Task brief – Print every record exactly, omitting none.

(Excerpts from an interface dataset)
+ + + +
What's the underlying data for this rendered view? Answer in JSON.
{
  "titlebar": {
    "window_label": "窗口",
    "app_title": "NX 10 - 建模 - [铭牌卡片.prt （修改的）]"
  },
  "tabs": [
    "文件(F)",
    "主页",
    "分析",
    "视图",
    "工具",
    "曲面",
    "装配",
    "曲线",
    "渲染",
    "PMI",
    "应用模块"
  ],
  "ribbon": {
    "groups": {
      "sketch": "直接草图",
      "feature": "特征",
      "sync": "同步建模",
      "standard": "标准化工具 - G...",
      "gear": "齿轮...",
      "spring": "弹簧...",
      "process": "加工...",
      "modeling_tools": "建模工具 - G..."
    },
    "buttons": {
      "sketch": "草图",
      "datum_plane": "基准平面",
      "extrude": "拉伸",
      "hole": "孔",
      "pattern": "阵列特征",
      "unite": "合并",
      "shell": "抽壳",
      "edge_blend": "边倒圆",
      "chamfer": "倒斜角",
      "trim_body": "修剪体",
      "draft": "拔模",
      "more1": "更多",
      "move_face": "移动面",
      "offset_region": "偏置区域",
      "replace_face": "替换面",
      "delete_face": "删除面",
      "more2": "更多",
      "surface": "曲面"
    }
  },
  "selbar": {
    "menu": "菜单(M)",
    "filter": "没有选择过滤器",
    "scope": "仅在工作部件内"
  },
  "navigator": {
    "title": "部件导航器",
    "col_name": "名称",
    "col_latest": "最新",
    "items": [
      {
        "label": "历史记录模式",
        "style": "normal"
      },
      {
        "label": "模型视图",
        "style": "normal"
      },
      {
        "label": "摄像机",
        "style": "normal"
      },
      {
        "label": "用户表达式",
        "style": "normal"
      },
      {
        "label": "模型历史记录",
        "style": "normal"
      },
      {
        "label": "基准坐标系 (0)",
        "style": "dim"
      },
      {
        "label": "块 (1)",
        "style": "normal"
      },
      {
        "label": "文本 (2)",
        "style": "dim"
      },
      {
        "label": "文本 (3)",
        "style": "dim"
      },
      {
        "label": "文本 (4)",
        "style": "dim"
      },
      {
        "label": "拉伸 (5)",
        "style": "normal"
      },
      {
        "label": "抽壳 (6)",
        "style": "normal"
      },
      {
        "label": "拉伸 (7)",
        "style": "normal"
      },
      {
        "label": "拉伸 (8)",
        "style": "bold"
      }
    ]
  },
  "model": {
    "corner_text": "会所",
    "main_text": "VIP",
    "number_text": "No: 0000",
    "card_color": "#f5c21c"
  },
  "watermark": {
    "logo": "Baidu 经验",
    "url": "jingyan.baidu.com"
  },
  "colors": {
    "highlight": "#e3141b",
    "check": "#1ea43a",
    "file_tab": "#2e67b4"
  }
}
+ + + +
Task answer –
What's the underlying data for this rendered view? Answer in JSON.
{
  "titlebar": {
    "window_label": "窗口",
    "app_title": "NX 10 - 建模 - [铭牌卡片.prt （修改的）]"
  },
  "tabs": [
    "文件(F)",
    "主页",
    "分析",
    "视图",
    "工具",
    "曲面",
    "装配",
    "曲线",
    "渲染",
    "PMI",
    "应用模块"
  ],
  "ribbon": {
    "groups": {
      "sketch": "直接草图",
      "feature": "特征",
      "sync": "同步建模",
      "standard": "标准化工具 - G...",
      "gear": "齿轮...",
      "spring": "弹簧...",
      "process": "加工...",
      "modeling_tools": "建模工具 - G..."
    },
    "buttons": {
      "sketch": "草图",
      "datum_plane": "基准平面",
      "extrude": "拉伸",
      "hole": "孔",
      "pattern": "阵列特征",
      "unite": "合并",
      "shell": "抽壳",
      "edge_blend": "边倒圆",
      "chamfer": "倒斜角",
      "trim_body": "修剪体",
      "draft": "拔模",
      "more1": "更多",
      "move_face": "移动面",
      "offset_region": "偏置区域",
      "replace_face": "替换面",
      "delete_face": "删除面",
      "more2": "更多",
      "surface": "曲面"
    }
  },
  "selbar": {
    "menu": "菜单(M)",
    "filter": "没有选择过滤器",
    "scope": "仅在工作部件内"
  },
  "navigator": {
    "title": "部件导航器",
    "col_name": "名称",
    "col_latest": "最新",
    "items": [
      {
        "label": "历史记录模式",
        "style": "normal"
      },
      {
        "label": "模型视图",
        "style": "normal"
      },
      {
        "label": "摄像机",
        "style": "normal"
      },
      {
        "label": "用户表达式",
        "style": "normal"
      },
      {
        "label": "模型历史记录",
        "style": "normal"
      },
      {
        "label": "基准坐标系 (0)",
        "style": "dim"
      },
      {
        "label": "块 (1)",
        "style": "normal"
      },
      {
        "label": "文本 (2)",
        "style": "dim"
      },
      {
        "label": "文本 (3)",
        "style": "dim"
      },
      {
        "label": "文本 (4)",
        "style": "dim"
      },
      {
        "label": "拉伸 (5)",
        "style": "normal"
      },
      {
        "label": "抽壳 (6)",
        "style": "normal"
      },
      {
        "label": "拉伸 (7)",
        "style": "normal"
      },
      {
        "label": "拉伸 (8)",
        "style": "bold"
      }
    ]
  },
  "model": {
    "corner_text": "会所",
    "main_text": "VIP",
    "number_text": "No: 0000",
    "card_color": "#f5c21c"
  },
  "watermark": {
    "logo": "Baidu 经验",
    "url": "jingyan.baidu.com"
  },
  "colors": {
    "highlight": "#e3141b",
    "check": "#1ea43a",
    "file_tab": "#2e67b4"
  }
}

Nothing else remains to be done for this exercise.